Standard Operating Procedure requirements are laid out in the Canadian Aviation Regulations for both Basic and Advanced Category pilots.
We’ve summarized the requirements below so you can double check your procedures to ensure they meet the mandated requirements. Remember – Advanced pilots will have their procedures checked during a flight review so make sure you have them all in there! 
For more guidance on SOP including examples, check out our SOP Guide which is included in any of our bundled packages!
 
Regulation

Site Survey requirements are laid out in CAR 901.27:

No pilot shall operate a remotely piloted aircraft system unless, before commencing operations, they determine that the site for take-off, launch, landing or recovery is suitable for the proposed operation by conducting a site survey that takes into account the following factors: 

(a) the boundaries of the area of operation;
(b) the type of airspace and the applicable regulatory requirements; 
(c) the altitudes and routes to be used on the approach to and departure from the area of operation; 
(d) the proximity of manned aircraft operations; 
(e) the proximity of aerodromes, airports and heliports; 
(f) the location and height of obstacles, including wires, masts, buildings, cell phone towers and wind turbines 
(g) the predominant weather and environmental conditions for the area of operation; and 
(h) the horizontal distances from persons not involved in the operation.

Regulation

CAR 901.23 states that these processes are required.

(1) No pilot shall operate a remotely piloted aircraft system unless the following procedures are established:

(a) normal operating procedures, including pre-flight, take-off, launch, approach, landing and recovery procedures;

 

CAR 901.28 has some additional details

A pilot of a remotely piloted aircraft shall, before commencing a flight,
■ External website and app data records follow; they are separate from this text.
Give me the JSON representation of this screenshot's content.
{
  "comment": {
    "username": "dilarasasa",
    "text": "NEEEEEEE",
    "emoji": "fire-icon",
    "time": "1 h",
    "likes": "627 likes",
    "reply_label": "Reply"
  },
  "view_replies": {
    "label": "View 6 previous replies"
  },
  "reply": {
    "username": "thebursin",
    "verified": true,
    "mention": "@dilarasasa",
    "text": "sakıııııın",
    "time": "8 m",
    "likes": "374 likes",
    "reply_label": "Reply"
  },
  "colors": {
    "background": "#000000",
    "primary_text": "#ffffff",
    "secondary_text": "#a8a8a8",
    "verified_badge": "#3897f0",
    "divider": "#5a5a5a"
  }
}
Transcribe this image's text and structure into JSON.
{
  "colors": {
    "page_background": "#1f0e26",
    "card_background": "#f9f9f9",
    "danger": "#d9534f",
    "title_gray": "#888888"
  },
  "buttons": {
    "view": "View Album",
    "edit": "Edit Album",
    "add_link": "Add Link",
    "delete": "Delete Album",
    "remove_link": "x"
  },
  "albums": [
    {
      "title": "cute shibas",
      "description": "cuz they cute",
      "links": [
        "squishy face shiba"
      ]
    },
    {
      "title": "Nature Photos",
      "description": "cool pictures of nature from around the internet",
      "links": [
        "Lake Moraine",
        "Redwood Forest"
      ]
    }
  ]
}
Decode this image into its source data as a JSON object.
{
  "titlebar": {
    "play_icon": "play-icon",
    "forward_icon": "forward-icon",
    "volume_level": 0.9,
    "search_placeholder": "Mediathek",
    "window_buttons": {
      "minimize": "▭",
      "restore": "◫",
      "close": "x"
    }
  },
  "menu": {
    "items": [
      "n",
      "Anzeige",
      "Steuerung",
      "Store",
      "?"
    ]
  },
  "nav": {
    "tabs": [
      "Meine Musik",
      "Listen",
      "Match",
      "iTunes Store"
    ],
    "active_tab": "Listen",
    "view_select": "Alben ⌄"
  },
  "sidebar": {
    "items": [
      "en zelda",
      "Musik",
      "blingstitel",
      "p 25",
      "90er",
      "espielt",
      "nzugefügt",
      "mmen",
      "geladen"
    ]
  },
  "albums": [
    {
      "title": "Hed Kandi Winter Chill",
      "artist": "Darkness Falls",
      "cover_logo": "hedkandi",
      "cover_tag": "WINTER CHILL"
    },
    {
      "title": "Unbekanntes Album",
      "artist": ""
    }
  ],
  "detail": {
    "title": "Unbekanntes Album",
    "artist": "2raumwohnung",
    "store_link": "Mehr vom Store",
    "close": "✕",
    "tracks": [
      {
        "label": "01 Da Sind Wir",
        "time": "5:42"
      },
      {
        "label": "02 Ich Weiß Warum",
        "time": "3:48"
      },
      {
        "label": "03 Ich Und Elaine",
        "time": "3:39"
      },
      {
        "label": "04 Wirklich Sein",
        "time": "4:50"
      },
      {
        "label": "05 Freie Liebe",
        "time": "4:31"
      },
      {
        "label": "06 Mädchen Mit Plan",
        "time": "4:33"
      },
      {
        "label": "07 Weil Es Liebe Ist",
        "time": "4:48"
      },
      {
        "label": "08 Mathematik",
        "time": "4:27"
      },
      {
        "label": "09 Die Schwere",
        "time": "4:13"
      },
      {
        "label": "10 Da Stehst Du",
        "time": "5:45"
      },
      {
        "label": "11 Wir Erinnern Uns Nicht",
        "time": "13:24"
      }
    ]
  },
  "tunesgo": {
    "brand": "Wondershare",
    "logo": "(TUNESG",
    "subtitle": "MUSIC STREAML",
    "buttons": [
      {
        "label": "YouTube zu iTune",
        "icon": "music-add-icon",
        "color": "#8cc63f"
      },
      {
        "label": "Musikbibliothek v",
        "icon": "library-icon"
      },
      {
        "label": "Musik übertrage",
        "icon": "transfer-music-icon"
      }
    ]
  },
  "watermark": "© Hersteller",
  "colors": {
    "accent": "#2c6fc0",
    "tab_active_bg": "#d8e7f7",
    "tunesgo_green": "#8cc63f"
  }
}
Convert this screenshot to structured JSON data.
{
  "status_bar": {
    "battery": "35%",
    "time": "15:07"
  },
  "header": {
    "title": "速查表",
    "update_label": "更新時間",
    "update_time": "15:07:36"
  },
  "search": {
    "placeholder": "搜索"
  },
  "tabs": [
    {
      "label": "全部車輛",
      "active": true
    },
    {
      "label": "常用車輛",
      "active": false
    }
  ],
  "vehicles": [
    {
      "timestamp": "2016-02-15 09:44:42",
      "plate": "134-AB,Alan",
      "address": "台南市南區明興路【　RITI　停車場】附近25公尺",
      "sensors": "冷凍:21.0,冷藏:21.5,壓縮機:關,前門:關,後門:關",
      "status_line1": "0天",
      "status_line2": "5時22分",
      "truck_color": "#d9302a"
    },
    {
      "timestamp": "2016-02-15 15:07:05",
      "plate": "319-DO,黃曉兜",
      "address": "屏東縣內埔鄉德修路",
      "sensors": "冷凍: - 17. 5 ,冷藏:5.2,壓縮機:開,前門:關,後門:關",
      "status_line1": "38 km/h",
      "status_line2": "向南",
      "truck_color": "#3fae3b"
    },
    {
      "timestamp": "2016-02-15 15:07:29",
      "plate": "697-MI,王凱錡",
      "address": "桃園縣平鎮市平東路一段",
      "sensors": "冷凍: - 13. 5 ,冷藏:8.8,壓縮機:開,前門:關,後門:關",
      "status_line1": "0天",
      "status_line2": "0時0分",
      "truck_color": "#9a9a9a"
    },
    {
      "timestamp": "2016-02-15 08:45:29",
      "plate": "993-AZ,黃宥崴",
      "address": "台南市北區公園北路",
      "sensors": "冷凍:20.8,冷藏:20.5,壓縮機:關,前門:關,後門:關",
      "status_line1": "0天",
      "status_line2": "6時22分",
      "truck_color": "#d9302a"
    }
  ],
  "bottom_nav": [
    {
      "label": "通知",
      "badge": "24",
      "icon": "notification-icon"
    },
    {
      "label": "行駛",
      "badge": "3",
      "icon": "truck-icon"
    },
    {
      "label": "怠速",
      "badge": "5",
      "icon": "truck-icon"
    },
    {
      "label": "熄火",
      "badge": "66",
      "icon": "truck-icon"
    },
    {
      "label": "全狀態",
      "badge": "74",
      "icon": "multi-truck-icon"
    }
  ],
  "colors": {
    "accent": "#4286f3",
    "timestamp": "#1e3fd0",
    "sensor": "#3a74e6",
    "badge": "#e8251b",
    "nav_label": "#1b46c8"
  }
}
(a) ensure that there is a sufficient amount of fuel or energy for safe completion of the flight;
(b) ensure that each crew member, before acting as a crew member, has been instructed

(i) with respect to the duties that the crew member is to perform, and
(ii) on the location and use of any emergency equipment associated with the operation of the remotely piloted aircraft system; and

(c) determine the maximum distance from the pilot the aircraft can travel without endangering aviation safety or the safety of any person.

Regulation

CAR 901.23 states that emergency procedures are required

(1) No pilot shall operate a remotely piloted aircraft system unless the following procedures are established:

(b) emergency procedures, including with respect to

(i) a control station failure,
(ii) an equipment failure, 
(iii) a failure of the remotely piloted aircraft, 
(iv) a loss of the command and control link, 
(v) a fly-away, and 
(vi) flight termination.